  • Bernardini et al. (2017) Bernardini, G. et al. (2017) Pattern matching on elastic-degenerate text with errors. Proc. SPIRE, LNCS, 10508, 74–90.
  • Bernardini et al. (2019) Bernardini, G. et al. (2019) Even faster elastic-degenerate string matching via fast matrix multiplication. Proc. ICALP, LIPIcs, 132, 21:1–21:15.
  • Bernardini et al. (2020) Bernardini, G. et al. (2020) Approximate pattern matching on elastic-degenerate text. Theoretical Computer Science, 812, 109–122.
  • Bingmann et al. (2019) Bingmann, T. et al. (2019) COBS: A compact bit-sliced signature index. Proc. SPIRE, LNCS, 11811, 285–303.
  • Cisłak et al. (2018) Cisłak, A. et al. (2018) SOPanG: online text searching over a pan-genome. Bioinformatics, 34(24), 4290–4292.
  • Grabowski et al. (2017) Grabowski, Sz. et al. (2017) A Bloom filter based semi-index on -grams. Software: Practice and Experience, 47(6), 799–811.
  • Grossi et al. (2017) Grossi, R. et al. (2017) On-line pattern matching on similar texts. Proc. CPM, LIPIcs, 78, 9:1–9:14.
  • Huang et al. (2013) Huang, L. et al. (2013) Short read alignment with populations of genomes. Bioinformatics, 29(13), 361–370.
  • Iliopoulos et al. (2017) Iliopoulos, C. S. et al. (2017) Efficient pattern matching in elastic-degenerate texts. Proc. LATA, LNCS, 10168, 131–142.
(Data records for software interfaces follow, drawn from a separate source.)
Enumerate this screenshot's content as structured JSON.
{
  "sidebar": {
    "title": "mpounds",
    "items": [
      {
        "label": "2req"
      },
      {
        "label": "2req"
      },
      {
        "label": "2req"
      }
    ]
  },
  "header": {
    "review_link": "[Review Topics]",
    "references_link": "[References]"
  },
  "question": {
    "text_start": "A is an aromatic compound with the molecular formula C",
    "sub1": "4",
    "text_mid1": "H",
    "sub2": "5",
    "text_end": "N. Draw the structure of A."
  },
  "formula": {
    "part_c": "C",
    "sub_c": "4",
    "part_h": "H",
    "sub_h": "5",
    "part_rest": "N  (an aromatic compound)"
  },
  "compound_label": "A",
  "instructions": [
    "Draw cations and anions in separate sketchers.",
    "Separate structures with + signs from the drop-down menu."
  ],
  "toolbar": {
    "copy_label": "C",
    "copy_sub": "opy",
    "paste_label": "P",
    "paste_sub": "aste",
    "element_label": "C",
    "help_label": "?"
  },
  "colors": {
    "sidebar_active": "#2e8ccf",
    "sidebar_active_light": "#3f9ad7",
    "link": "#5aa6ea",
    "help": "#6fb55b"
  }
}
  • Medini et al. (2005) Medini, D. et al. (2005) The microbial pan-genome. Current opinion in genetics & development, 15(6), 589–594.
  • Pissis and Retha (2018) Pissis, S. P. and Retha, A. (2018) Dictionary matching in elastic-degenerate texts with applications in searching VCF files on-line. Proc. SEA, LIPIcs, 103, 16:1–16:14.
  • Rautiainen et al. (2019) Rautiainen, M. et al. (2019) Bit-parallel sequence-to-graph alignment. Bioinformatics, 35(19), 3599–3607.
  • Sirén et al. (2014) Sirén, J. et al. (2014) Indexing graphs for path queries with applications in genome research. IEEE/ACM Transactions on Computational Biology and Bioinformatics, 11(2), 375–388.
  • Sirén et al. (2020) Sirén, J. et al. (2020) Haplotype-aware graph indexes. Bioinformatics, 36(2), 400–407.